Because seller’s discretionary earnings has your salary, benefits, and one-time events added back, it’s higher than your EBITDA.
And because SDE is higher, normal SDE multiples are lower than EBITDA multiples.
Multiples on seller’s discretionary earnings are typically in the 2-3x range but can go as high as 4x if your company is nearing $1,000,000 in SDE.
If your earnings are between $1 million and $2 million, your business is likely to sell for 3-6x EBITDA.
If your business has an EBITDA of over $2 million it will likely sell for 4-6x EBITDA, but multiples can extend well beyond 6x depending on your size and industry.
The average multiple for a private company of this size selling in Q3 2020 was 4.4 times EBITDA.
Example SDE and EBITDA Calculations
Let’s do an example for a small business.
ABC Manufacturing makes widgets for the automotive industry.
Here are ABC's key financial numbers for the year:
The owner's compensation includes all wages, health insurance, vehicle payments, the family vacation, and all other personal expenses run through the company.

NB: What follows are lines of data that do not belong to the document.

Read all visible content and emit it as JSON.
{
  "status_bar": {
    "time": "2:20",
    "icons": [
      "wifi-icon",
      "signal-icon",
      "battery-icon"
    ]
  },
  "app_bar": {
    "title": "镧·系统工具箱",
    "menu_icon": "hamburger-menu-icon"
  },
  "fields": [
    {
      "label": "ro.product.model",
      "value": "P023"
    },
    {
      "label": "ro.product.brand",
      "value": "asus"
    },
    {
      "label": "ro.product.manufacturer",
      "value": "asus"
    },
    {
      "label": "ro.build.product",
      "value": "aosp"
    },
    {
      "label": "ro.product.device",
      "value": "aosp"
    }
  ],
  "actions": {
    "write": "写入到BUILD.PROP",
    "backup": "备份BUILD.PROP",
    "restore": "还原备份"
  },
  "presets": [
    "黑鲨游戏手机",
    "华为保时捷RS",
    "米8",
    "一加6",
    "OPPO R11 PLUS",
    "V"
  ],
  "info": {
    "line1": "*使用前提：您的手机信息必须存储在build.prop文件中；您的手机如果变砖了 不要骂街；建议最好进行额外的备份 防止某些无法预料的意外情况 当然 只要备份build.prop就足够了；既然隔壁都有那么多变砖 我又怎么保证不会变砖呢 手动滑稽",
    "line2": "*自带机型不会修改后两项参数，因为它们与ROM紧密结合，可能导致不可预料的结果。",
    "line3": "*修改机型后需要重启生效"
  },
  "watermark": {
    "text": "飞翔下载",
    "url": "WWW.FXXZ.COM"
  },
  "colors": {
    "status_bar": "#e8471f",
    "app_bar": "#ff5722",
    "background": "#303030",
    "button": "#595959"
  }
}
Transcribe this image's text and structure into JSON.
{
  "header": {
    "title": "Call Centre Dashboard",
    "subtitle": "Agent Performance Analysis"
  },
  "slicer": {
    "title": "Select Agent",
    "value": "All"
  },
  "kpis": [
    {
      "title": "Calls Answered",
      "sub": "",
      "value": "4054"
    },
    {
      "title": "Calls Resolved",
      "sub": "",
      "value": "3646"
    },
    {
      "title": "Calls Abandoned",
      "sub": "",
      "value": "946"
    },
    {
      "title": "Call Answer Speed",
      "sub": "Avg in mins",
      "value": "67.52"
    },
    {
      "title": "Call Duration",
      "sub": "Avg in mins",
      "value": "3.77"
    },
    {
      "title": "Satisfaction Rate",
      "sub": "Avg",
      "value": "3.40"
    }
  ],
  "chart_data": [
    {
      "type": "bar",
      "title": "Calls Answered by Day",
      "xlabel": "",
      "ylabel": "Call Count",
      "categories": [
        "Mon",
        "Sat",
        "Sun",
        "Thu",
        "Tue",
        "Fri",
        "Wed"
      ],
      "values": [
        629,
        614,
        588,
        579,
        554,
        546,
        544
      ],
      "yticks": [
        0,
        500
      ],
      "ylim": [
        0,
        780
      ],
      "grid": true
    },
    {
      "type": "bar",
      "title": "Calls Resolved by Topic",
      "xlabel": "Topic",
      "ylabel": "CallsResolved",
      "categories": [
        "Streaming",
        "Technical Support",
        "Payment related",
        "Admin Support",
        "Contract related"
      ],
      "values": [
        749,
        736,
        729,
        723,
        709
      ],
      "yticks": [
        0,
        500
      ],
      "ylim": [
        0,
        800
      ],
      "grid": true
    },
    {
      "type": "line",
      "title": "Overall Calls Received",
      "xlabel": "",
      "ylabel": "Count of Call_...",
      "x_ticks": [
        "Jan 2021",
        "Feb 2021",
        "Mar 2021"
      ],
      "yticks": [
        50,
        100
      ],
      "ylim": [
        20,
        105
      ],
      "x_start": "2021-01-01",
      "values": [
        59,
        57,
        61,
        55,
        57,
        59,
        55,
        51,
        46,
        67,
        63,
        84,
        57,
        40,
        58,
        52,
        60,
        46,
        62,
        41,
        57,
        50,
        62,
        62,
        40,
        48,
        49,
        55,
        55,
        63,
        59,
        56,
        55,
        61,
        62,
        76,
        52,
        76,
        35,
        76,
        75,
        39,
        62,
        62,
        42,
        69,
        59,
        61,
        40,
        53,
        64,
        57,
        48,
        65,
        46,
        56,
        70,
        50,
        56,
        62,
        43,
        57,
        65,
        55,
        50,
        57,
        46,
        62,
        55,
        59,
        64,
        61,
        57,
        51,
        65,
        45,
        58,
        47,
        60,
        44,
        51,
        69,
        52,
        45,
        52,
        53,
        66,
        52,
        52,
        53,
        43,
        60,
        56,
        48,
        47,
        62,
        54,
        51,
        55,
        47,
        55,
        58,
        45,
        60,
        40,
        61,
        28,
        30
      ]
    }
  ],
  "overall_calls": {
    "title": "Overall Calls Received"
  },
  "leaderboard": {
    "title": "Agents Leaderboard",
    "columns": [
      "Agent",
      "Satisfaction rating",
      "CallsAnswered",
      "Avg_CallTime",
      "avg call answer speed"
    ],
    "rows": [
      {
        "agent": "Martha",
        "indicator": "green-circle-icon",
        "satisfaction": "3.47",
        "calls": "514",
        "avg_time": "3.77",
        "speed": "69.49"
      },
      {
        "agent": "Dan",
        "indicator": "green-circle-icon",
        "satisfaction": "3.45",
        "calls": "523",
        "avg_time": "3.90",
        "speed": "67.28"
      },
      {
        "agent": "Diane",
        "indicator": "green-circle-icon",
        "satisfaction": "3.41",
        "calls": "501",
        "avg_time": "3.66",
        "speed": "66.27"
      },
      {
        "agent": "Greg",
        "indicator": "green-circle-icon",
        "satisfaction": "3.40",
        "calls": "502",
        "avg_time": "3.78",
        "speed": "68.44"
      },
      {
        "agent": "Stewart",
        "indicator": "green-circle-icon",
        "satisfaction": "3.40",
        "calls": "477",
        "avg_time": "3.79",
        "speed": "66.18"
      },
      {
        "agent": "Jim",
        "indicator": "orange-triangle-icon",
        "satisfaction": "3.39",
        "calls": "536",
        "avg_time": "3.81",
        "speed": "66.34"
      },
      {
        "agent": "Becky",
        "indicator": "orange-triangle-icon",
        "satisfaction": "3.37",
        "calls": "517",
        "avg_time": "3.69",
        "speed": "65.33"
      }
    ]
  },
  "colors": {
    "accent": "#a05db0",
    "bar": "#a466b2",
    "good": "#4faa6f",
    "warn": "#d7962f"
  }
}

The taxes paid for the year were $0 because ABC is an S corporation and does not pay corporate income tax.
Let’s find the EBITDA first
Take the company’s Net Income ($700,000) and add back the interest ($100,000) and depreciation ($200,000). This leaves an EBITDA of $1,000,000.
Your business is most likely to be valued using a multiple of adjusted EBITDA, which removes above-market owner’s salary.
In this example, the seller paid themselves $250,000 through wages, a vacation, and car payments.
For this company, a manager could be paid $100,000. We’ll add back the other $150,000 as excessive owner’s salary.
This brings the adjusted EBITDA to $1,150,000.
Now let’s find the seller’s discretionary earnings
We’ll start with the company’s net income ($700,000) and do the same depreciation and interest add backs we did for EBITDA. Then, we’ll add back the full owner’s compensation of $250,000.
This leaves us with an SDE of $1,250,000 for ABC Manufacturing.
In this example and for most businesses, the main difference between the SDE and adjusted EBITDA is removing a fair market owner or manager’s salary from the cashflow.
This is because SDE is designed to show what an owner operator would earn, and adjusted EBITDA is designed to show what an investor would earn.
If you are thinking about selling your business, it’s critical to understand its value.
Knowing whether to use EBITDA or SDE is one of the first steps in the process.
If you have questions about EBITDA or SDE, or determining your company’s value, feel free reach out to me at email@example.com.